Despite the irreparable and deadly harm asbestos is responsible for, it is not banned in the United States.
Mining for asbestos did not cease until 2002, and importation of asbestos continues. In 2015, an estimated 343 metric tons of asbestos were imported into the US. The majority of this asbestos, an estimated 95%, was imported for use in the chemical industry. Manufaturers use asbestos to create semipermeable membranes for the chloralkali process.
US asbestos consumption peaked in 1973 during which 803,000 metric tons of asbestos were consumed by the United States. That same year, the US produced 136,000 metric tons. At the time, this asbestos was used to produce a wide variety of products, but vinyl asbestos tile and sheet flooring and asbestos cement pipe were among the most common asbestos products being produced.
Versatile & Cheap

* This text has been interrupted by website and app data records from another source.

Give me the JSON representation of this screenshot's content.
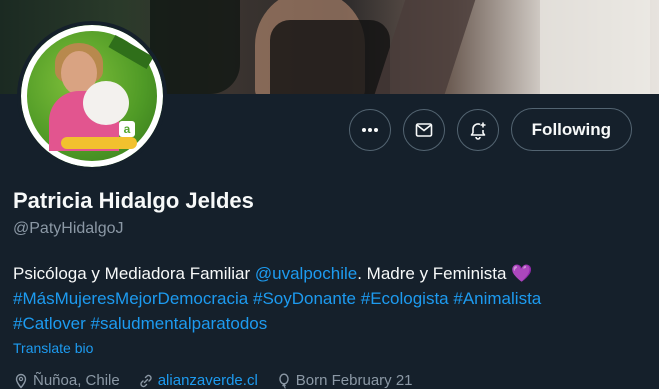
{
  "colors": {
    "background": "#15202b",
    "text_primary": "#f7f9f9",
    "text_secondary": "#8b98a5",
    "link": "#1d9bf0",
    "button_border": "#536471"
  },
  "profile": {
    "display_name": "Patricia Hidalgo Jeldes",
    "handle": "@PatyHidalgoJ"
  },
  "actions": {
    "more_icon": "more-icon",
    "message_icon": "envelope-icon",
    "notify_icon": "bell-plus-icon",
    "following_label": "Following"
  },
  "bio": {
    "text_1": "Psicóloga y Mediadora Familiar ",
    "mention": "@uvalpochile",
    "text_2": ". Madre y Feminista ",
    "emoji": "💜",
    "hashtags_line1": [
      "#MásMujeresMejorDemocracia",
      "#SoyDonante",
      "#Ecologista",
      "#Animalista"
    ],
    "hashtags_line2": [
      "#Catlover",
      "#saludmentalparatodos"
    ]
  },
  "translate_label": "Translate bio",
  "meta": {
    "location": "Ñuñoa, Chile",
    "website": "alianzaverde.cl",
    "born": "Born February 21"
  }
}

Asbestos was good at many things. It could add strength to cement–its tensile strength is greater than steel–yet its fibers could be woven into cloth, and made into fireproof gloves for handling hot equipment.
No single material could replace asbestos in all its applications. This versatility was complimented by how cost-effective asbestos was.

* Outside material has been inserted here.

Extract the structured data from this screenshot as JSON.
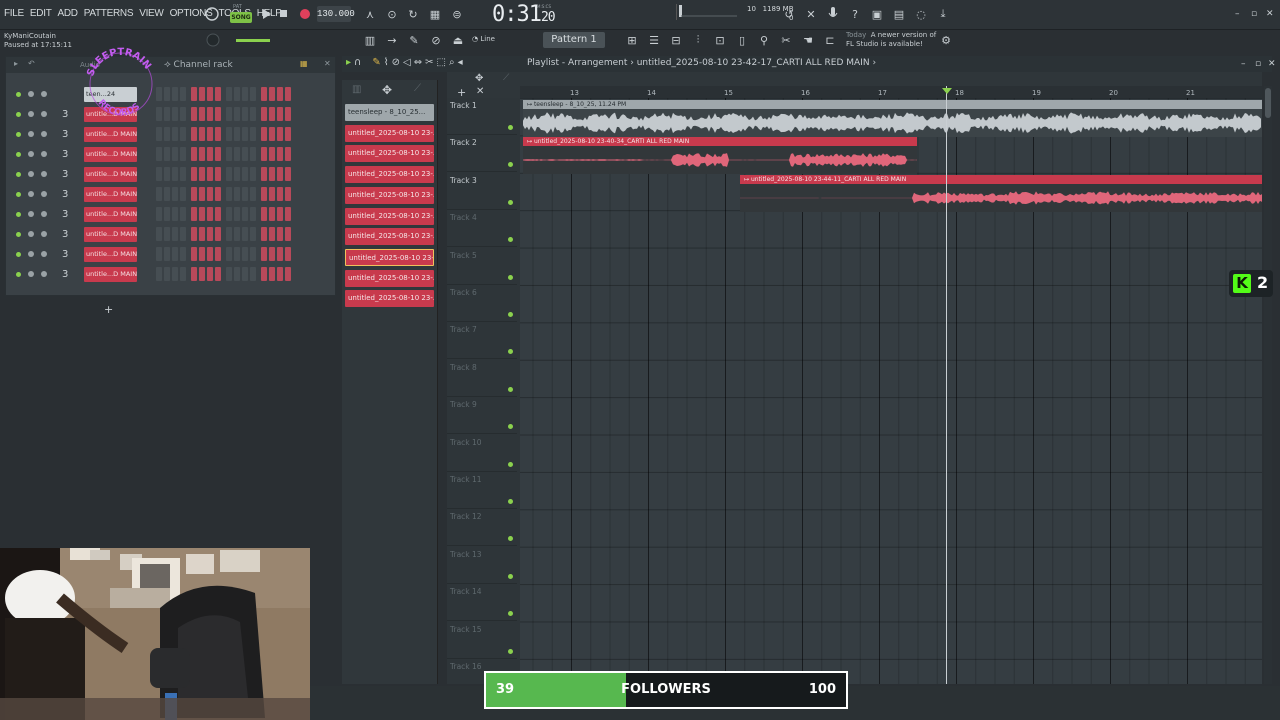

Part of the reason asbestos made so much financial sense versus potential substitutes were the conditions under which it was mined. Cheap labor and minimal or nonexistent safety considerations meant asbestos was inexpensive and garnered substantial profits.
Major asbestos companies like Johns-Manville not only used asbestos in their products, they also owned the mines. While asbestos mines were not their only source of income, they were particularly profitable. Johns-Manville, for instance, enjoyed profit margins in their mining division two or three times higher than the profit margins for their other divisions.

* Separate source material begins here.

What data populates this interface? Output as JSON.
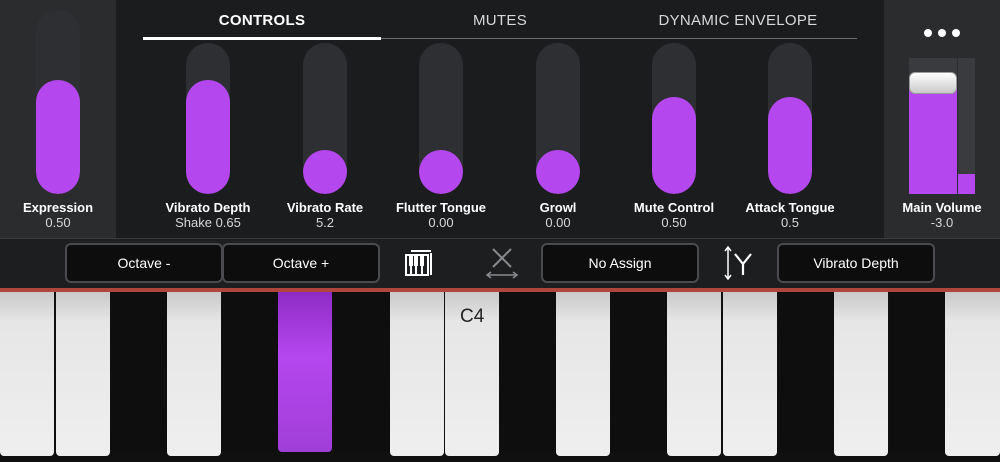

Had the health and safety of workers and the treatment of their medical issues been factored in, asbestos may not have been considered cheap, or even cost effective.
While a fraction of the amount that used to be imported is brought in to the US today, it is still a lot of material considering the risks of mesothelioma and other asbestos related diseases.
The longevity of asbestos on the market can be tied not just to its fire retardant, lightweight strength, or insulating properties, but also to the profits of asbestos mining companies, many of whom pushed the cheap and widely available mineral into products they also produced and sold.